I had another therapy session today (our regularly scheduled Monday session). I was so damn nervous about it that I actually sat down and wrote this affirmation to myself in her waiting room before it started:
Focus on remaining calm. It will be okay. She’s on your side. You do not have to be perfect. Just be honest. Remember to breathe. This is your treatment, so you can talk about whatever you want. If she redirects you, it is probably to keep the therapeutic space safe and if that activates feelings of rejection or invalidation, you can simply tell her that. You are stronger than you ever fully give yourself credit for. Embrace the awkward!
I think the affirmation helped because it went very well. Probably the best session we’ve had so far, actually. She asked me if I remembered Friday’s session. I do, but in that weird underwater way that I remember things when someone else is fronting. We still talked about it, though. She brought up a lot of the same points that Julia articulated in her post reflecting on that session, which I thought was very fascinating. Then I mentioned that Julia wrote a post about it and she asked if she could hear it. So I read it to her and she said several interesting things in response:
- She felt Julia was actually very articulate and spoke quite poignantly about her experiences.
- At the moment Julia was feeling stupid (and thus laughed at her), she was also feeling stupid for being laughed at, so they were both feeling stupid at the same time.
- She noted the “ten minute warning” she gave at the end of session and could clearly see that it agitated Julia.
- She did know it was Julia, based on information I had previously given her.
I was very impressed by how obviously attuned she was to Julia throughout their session and afterwards. She was paying close attention and although she wasn’t entirely sure how to navigate therapy with this new part she’d ultimately never met before, she was okay with not having all of the answers. What a relief.
Then we talked about Zooey (of course). I brought in a printed version of the “Math” post that I wrote (in which I did legitimate arithmetic to make myself feel better about my time in treatment with her). I also briefly talked about some other things, like an agenda I had written for a session where I outlined various reasons our therapeutic alliance was declining and a bulleted list of new boundary guidelines for Zooey and I. I will share those here once I fully discuss them with the new therapist.
We didn’t talk about it today because we ran out of time. I could have just given her the papers like I always did with Zooey, but this therapist doesn’t do that. She said that although I am welcome to share anything I want with her, she wants us to actually talk about it together before I hand it over. She feels that to just give pieces of paper (with very important stuff written on them) to her without discussing it is in itself a rather “dissociated” way of doing therapy. She makes a good point.
I’ll admit I felt sorta lame once I was looking it all of this paperwork again. I actually said out loud, “God, I am so stupid.“ But then the therapist was like, “I think the exact opposite. I can clearly see how hard you were working.” And she’s right. I fought so hard to figure out how to make it work with Zooey. I was constantly shifting and moving and trying to predict what would make her feel the most safe and comfortable and effective. If that is not a re-creation of my family dynamics, I don’t know what is!

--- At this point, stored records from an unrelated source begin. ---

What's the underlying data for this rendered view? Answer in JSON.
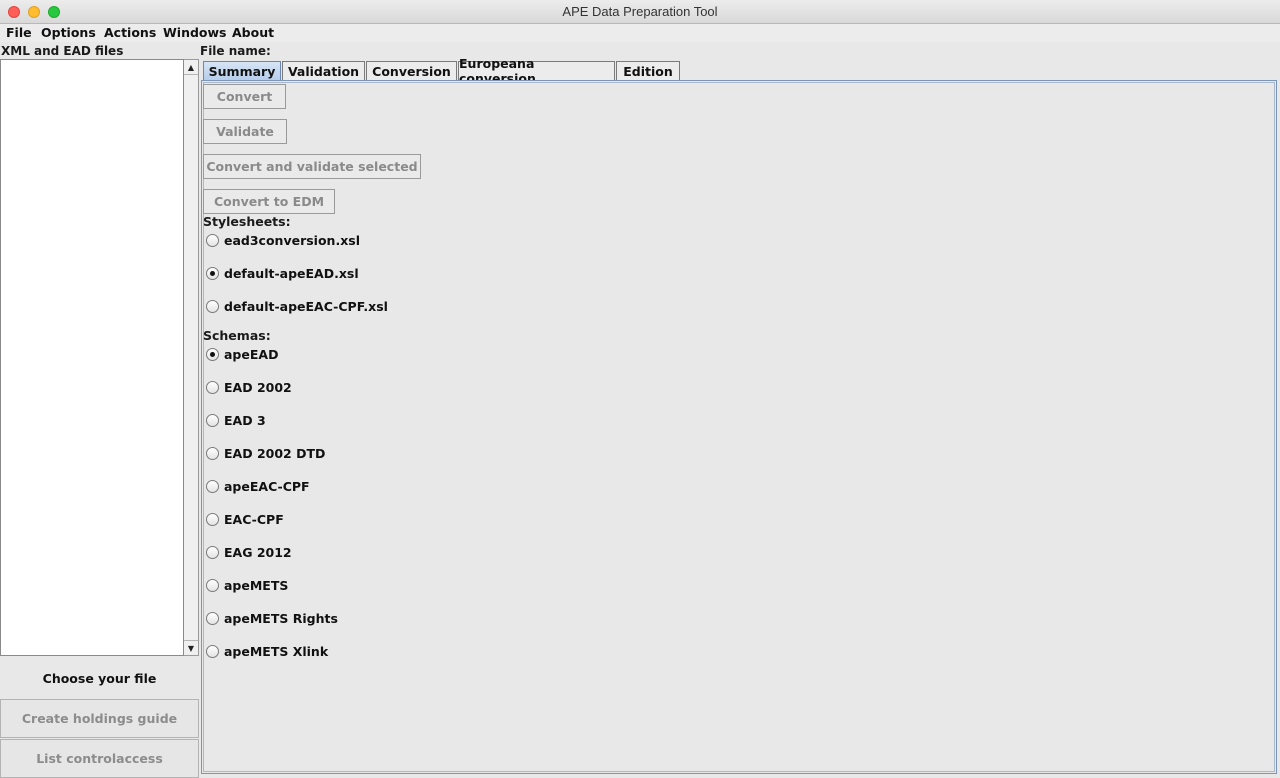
{
  "window": {
    "title": "APE Data Preparation Tool"
  },
  "menu": [
    "File",
    "Options",
    "Actions",
    "Windows",
    "About"
  ],
  "sidebar": {
    "title": "XML and EAD files",
    "buttons": {
      "choose": "Choose your file",
      "holdings": "Create holdings guide",
      "controlaccess": "List controlaccess"
    }
  },
  "main": {
    "file_name_label": "File name:",
    "tabs": [
      "Summary",
      "Validation",
      "Conversion",
      "Europeana conversion",
      "Edition"
    ],
    "active_tab": "Summary",
    "buttons": {
      "convert": "Convert",
      "validate": "Validate",
      "convert_validate": "Convert and validate selected",
      "convert_edm": "Convert to EDM"
    },
    "stylesheets": {
      "label": "Stylesheets:",
      "options": [
        {
          "label": "ead3conversion.xsl",
          "checked": false
        },
        {
          "label": "default-apeEAD.xsl",
          "checked": true
        },
        {
          "label": "default-apeEAC-CPF.xsl",
          "checked": false
        }
      ]
    },
    "schemas": {
      "label": "Schemas:",
      "options": [
        {
          "label": "apeEAD",
          "checked": true
        },
        {
          "label": "EAD 2002",
          "checked": false
        },
        {
          "label": "EAD 3",
          "checked": false
        },
        {
          "label": "EAD 2002 DTD",
          "checked": false
        },
        {
          "label": "apeEAC-CPF",
          "checked": false
        },
        {
          "label": "EAC-CPF",
          "checked": false
        },
        {
          "label": "EAG 2012",
          "checked": false
        },
        {
          "label": "apeMETS",
          "checked": false
        },
        {
          "label": "apeMETS Rights",
          "checked": false
        },
        {
          "label": "apeMETS Xlink",
          "checked": false
        }
      ]
    }
  }
}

But the thing is, this new therapist said that that is okay. In fact, it’s expected. Of course I’m going to re-create my family dynamics. That’s generally what happens in therapy.
Then I was explaining how at one point I started setting an alarm on my iPhone so I wouldn’t go over session time. She immediately said “Okay, just so you know – it is MY job to keep track of time. That’s what I am supposed to be doing, not you.” Zooey never did that. I actually couldn’t even SEE the clock in her office because it was sorta behind me. So although I couldn’t even tell when I was going over my session time, I was still absolutely terrified that I would go over and upset Zooey.
And that, in a nutshell, sums up exactly what I was trying to convey during this session (although it took me 50 minutes to figure that out): I cannot be responsible for her.
I cannot be the one who does all of the sacrificing and maneuvering to make this therapy work. I cannot constantly worry about whether or not she is feeling secure and empowered in her job as my therapist. I (and others) are certainly willing to partake in the work it requires to have an effective therapeutic relationship, but I need the therapist to meet me halfway (at least!). I need her to actually do her job.
Luckily, she is a) seemingly much more aware of what her job is and b) willing to, you know, do it.